Accept Fear of Danger
Cybersecurity – Accept Fear of Danger, Harm, and Threats?
- TLDR: Cybersecurity needs to stop blaming others and start to deliver proactive, preventative security
- Main Idea: The real damage and alleged damages from criminal ASI utilization will worsen without cybersecurity accepting responsibility and accountability for security failures.
- Short Summary: Distrust in cyber security is justified. Cybersecurity must become proactive and preventative. At a minimum, cybersecurity must eliminate malware, ransomware (data sabotaging), spyware, and backdoors to regain trust in encryption and the integrity of eCommerce, online banking, and logistics. Its first goal must be to end nation states’ ability to conduct cyberwar.
- In 1 PDF file: Security-Freedom-Fear.1pg.pdf
Erland Wittkoetter, Ph.D., Sept 29th 2022
Security is on the side of potential victims. Moreover, security or safety usually gives us freedom from fear of danger, harm, or threats, including protection against problems intentionally or accidentally caused by others. Most security is hidden or only discussed by professionals and experts quietly. If security is mentioned, then because involved peoples are proud of it, or we are reminded not to do something non-common-sensical. In all other situations, when security is mentioned, it should make us aware of (serious) security-related problems relevant to our decisions or being prepared or alerted against preventable damages.
Generally, security protects us from damage in uncertain or malicious environments. It defends us from adversarial attackers intending to harm us. Product liability or regulation is based on extensive technical expertise; it has prevented a lot of harm. Security and product safety measures have made fatal failures rare. Security technologies and measures are usually confident in their delivery. They know they must accept the consequences of failures. Someone is always responsible if product safety fails. Food, drug, aviation, or nuclear safety agrees on tough regulations with penalties when failures happen; this is good for their business. Even home security systems have satisfied customers giving (positive) feedback after incidences.
Cybersecurity seems an outlier in some of their delivery. Frankly, we should expect performance with similar rigor and demand for reliable results. Instead, many pros in cybersecurity seem to be demoralized. Public trust or expectations in cybersecurity is already low. Blaming others is the name of the game. Product certifications are unlikely sufficient, but they are better than nothing. Audited/certified products confirm that buyers’ decisions are not to blame. Vulnerabilities undermining security are found eventually. Full audits are too complex and likely insufficient anyway. The shared distrust in cybersecurity measures and fear of incalculable damages from security breaches is justified. It is not hard to imagine becoming the next victim. It is as if we already accept the fear of (possible, long-term) consequences and damages.
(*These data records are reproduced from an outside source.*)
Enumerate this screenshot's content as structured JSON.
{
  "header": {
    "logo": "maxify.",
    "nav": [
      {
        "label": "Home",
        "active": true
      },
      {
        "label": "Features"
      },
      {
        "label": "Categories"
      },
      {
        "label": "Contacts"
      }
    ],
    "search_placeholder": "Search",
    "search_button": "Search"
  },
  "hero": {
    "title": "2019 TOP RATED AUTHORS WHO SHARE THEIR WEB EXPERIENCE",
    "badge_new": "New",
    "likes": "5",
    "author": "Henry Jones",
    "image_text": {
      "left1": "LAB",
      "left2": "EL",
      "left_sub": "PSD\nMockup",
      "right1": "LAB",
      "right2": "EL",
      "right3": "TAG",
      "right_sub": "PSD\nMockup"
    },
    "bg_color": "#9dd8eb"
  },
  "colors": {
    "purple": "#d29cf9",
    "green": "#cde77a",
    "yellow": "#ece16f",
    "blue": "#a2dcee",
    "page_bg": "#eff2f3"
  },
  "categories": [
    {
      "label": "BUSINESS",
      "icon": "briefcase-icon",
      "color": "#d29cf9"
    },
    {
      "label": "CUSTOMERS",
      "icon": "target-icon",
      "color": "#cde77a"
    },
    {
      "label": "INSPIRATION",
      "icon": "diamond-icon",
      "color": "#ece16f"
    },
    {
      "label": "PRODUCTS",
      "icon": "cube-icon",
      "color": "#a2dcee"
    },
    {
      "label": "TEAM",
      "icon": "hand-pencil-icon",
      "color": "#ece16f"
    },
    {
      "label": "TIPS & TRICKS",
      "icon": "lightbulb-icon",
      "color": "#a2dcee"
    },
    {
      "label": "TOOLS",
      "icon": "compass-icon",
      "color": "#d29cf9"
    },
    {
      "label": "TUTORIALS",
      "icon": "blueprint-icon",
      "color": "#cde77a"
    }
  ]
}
Promising in this situation peace of mind would likely be considered deceptive marketing. This situation can only be different if cybersecurity gets proactive, preventative, and redundant, i.e., if it delivers security as in other tech sectors.
With malware and trojans around us, internet security based on encryption, i.e., SSL/TLS, is unfortunately not good enough. Attackers know what they deal with and want: access to session keys – or, more explicitly, covertly, tracelessly stolen crypto-key for manipulating eCommerce transactions. At least a 2-Factor-Authorization (2FA) is required. Unfortunately, this patch is temporary; it does not solve the underlying trust problem.
It seems human nature to blame others or technology for their own mistakes. In users’ perception, stories of super-capable AI in the hand of criminals could soon make the news. Even unproven rumors could become accepted mainstream opinions. Then people will use criminal AI as an excuse and reason for their misfortune or mistakes. Who will carry the burden of proof if this becomes a legal matter? Damage seems to be inevitable.
Cybercrime is labor-intensive, but criminals have access to resources allowing them to use artificial intelligence to simplify their tasks significantly and potentially use enhanced cyber capabilities with profit. There are already an estimated 1 trillion dollars in damage annually from cybercrime; much of it is based on deception and dishonesty. But once public trust in e-commerce takes a significant hit, damage will be even more catastrophic. This situation is unacceptable. Cybersecurity must become proactive and preventative (asap) and establish (irrefutable) trust in its solutions. Unfortunately, cybercrime will not vanish, but its damage should not be caused by malware. At a minimum, we must eliminate malware, ransomware (data sabotaging), spyware, and backdoors. As a result, we could regain trust in encryption (at least among professionals) and its application in eCommerce, online banking, and logistics. These goals should be non-negotiable.
Cybersecurity should guide/help/protect people with their inherent (often unavoidable) vulnerabilities and how they can be protected from being scammed; it should not get involved operationally in tasks that can be fully automated. Having humans involved in low-level security makes it only less reliable and trustworthy.
As the first goal of cybersecurity, we should end nation states’ ability to conduct cyberwars, which is doable quickly (e.g., via hooksafe-type solutions). The goal should be to stop cyber-warfare through an open-sourced grassroots development project that should also facilitate the defense against more capable cyber adversaries.
More info: https://NoGoStar.com